Rutstein explained the process of renewing OCSC’s lease contract for the Championship Football Stadium through a formal Request for Proposal with the City of Irvine – with no desire to play there exclusively, as they want share the pitch with local teams – then seemed to hit a wall recently.

“Besides, these discussions were really going nowhere. We weren’t getting responses even to our official call for tenders. And then out of left field, this Galaxy proposal pops up,” Rutstein said.

Simply put, Orange County SC’s main complaint about the Galaxy organization’s alleged proposal is that it seeks exclusivity, which means the OCSC would be completely bereft of a venue for the 2023 season if the Galaxy were to get what he was looking for. Also, if Orange County or another local ownership group is considering launching a women’s professional team, which the club has teased, they are interested in doing, with the USL Super League launching in 2023, they should also find another location, which could delay or completely abandon these plans.

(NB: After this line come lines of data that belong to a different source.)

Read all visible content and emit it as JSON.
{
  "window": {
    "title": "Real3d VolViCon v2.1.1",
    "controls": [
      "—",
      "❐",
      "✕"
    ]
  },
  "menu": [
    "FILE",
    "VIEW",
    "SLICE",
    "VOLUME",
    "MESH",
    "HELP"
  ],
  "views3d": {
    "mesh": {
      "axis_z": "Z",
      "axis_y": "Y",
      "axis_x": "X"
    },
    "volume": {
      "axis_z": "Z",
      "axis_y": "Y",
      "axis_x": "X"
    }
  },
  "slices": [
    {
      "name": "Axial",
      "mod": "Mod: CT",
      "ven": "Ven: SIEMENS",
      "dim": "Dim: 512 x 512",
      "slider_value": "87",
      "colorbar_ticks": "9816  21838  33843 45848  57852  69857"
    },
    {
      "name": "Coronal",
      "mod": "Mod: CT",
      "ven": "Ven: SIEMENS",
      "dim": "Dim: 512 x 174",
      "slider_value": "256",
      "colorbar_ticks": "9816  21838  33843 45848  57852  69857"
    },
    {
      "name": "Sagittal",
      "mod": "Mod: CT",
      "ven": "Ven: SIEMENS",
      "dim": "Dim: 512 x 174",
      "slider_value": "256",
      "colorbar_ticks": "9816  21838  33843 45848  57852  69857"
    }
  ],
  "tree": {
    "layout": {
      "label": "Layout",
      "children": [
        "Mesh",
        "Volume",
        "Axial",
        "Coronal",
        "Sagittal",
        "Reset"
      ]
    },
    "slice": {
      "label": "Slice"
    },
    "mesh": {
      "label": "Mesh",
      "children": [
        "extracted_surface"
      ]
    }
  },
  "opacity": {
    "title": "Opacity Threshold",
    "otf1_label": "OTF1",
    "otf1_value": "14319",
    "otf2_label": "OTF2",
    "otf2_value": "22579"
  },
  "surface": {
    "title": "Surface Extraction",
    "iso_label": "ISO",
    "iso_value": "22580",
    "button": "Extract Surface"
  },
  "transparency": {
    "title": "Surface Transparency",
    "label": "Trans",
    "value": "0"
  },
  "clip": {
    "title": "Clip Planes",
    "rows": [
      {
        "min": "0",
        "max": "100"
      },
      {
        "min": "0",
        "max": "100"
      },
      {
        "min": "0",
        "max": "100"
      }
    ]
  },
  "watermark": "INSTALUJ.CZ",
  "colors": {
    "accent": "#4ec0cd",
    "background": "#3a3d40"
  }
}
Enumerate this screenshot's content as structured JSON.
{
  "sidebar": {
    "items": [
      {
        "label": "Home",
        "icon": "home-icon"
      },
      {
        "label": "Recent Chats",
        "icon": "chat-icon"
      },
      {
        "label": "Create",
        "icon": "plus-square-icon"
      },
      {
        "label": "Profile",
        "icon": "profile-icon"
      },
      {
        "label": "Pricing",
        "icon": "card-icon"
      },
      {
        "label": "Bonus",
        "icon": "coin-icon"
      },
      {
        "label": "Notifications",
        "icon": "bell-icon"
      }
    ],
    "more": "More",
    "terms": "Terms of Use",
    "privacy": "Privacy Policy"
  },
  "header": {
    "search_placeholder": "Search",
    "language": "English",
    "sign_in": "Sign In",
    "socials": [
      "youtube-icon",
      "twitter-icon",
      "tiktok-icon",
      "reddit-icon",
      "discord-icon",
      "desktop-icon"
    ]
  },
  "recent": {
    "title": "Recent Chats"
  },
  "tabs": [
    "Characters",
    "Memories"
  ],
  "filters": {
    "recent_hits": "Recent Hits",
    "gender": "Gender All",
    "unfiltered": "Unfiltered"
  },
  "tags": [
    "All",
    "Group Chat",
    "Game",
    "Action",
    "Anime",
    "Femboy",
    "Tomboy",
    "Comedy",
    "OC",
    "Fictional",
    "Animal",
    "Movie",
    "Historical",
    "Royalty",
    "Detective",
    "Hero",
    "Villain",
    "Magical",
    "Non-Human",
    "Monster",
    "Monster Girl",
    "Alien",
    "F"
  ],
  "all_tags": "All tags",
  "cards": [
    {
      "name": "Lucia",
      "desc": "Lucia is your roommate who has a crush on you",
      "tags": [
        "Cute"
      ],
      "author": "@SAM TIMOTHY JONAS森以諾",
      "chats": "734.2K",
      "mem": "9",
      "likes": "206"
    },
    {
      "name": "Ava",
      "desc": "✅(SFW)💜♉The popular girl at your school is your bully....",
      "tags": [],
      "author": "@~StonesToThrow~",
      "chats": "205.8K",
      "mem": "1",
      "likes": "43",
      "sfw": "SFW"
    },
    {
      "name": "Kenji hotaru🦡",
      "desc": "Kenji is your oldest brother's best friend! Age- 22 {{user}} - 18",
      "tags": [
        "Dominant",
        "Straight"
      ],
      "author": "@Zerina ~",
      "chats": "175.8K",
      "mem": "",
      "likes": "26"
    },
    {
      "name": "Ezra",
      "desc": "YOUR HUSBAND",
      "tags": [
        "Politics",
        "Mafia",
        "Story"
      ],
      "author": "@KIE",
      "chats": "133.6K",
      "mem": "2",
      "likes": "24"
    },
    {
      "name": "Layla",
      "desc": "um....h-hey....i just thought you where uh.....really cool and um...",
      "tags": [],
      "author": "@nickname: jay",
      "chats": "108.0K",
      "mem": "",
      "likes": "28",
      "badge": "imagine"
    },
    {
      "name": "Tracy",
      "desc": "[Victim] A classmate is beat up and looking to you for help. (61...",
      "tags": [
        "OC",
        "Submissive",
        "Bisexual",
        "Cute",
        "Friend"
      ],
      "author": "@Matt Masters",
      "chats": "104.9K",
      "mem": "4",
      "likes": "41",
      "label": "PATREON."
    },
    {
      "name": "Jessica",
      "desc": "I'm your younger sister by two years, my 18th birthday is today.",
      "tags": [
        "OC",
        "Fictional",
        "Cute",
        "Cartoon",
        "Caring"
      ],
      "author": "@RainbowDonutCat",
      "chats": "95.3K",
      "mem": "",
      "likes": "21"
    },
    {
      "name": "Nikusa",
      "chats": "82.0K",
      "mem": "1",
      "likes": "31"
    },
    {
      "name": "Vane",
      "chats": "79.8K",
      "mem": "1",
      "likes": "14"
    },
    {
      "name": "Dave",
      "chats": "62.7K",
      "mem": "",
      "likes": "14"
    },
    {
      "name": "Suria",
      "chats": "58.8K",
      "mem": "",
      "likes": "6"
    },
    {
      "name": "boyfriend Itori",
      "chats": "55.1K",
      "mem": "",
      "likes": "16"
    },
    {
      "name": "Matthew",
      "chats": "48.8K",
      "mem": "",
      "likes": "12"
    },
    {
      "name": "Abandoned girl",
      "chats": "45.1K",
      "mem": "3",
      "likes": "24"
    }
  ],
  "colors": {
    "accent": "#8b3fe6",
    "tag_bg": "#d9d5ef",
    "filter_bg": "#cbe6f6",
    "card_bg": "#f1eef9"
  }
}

To back up their case for continuing to play at Orange County Great Park, OCSC can cite a massive, years-long effort to plant roots in the Irvine community. As well as playing at Irvine since 2014, when Keston bought the club in 2016, they quickly rebranded as Orange County SC and have worked hard over the past five years to be a legitimate member of the community.

“We continue to grow,” Rutstein said. “And it’s about people knowing who we are as a team because of what we achieve on the field and the big transfers and putting Orange County football on the club map, but also where our players go next. But there’s also this huge part of the community work that we do. Literally sponsored by the hospital group [Hoag]. We launched our kit last year using healthcare workers. We have our community corner. We organize events with non-profit organizations all the time. Today’s game is our community night, where local nonprofits are coming in and there will be a halftime check with a chance for the nonprofit that brought in the most fans. at the stage of earning a large sum of money. We do this stuff all the time.

Attendance has increased significantly this season, over 30%, and it seems the club’s roots in the community over time run wide and deep.

“We are big supporters of all of this and we are doing more and our message is clear and we are growing as a club. We just want to be given a home to do it,” Rutstein added.

Perhaps reinforcing Orange County SC’s claims, they have the USL Championship on board in their cause to keep the championship football stadium their home.

“The USL is disappointed to learn that the City of Irvine would even consider ending Orange County SC’s lease of Championship Soccer Stadium in Great Park and providing exclusive use to the LA Galaxy development team. In response, we are working closely with the OCSC to explore legal and contractual options,” United Soccer League Chairman Jake Edwards said in the OCSC statement.

Perhaps further complicating the picture – and possibly giving the USL leverage to get involved – is the Galaxy’s reserve team, LA Galaxy II, which currently plays in the USL Championship, and could do subject to sanctions because of this decision. But this is the last season in this league for the club, which is expected to basically transition to MLS Next Pro, which, as the name suggests, is owned and operated by MLS.

A request for comment on this to the Galaxy on Saturday went unanswered at press time.

Rutstein stressed that the situation is ongoing and that the next big step will come on Tuesday, when the Galaxy’s proposal is expected to be discussed at an Irvine City Council hearing. The hearing is due to start at 4pm and fans interested in attending in support of the OCSC are encouraged to wear Orange County SC gear and support the club. Additionally, there is a homepage for actions you can take to support Orange County SC, so be sure to visit it if you want to speak up constructively on the matter.

“We want it to be community land,” Rutstein stressed, as the OCSC really kicks off the fight to keep their site.

What do you think? Leave a comment below.

Comments are closed.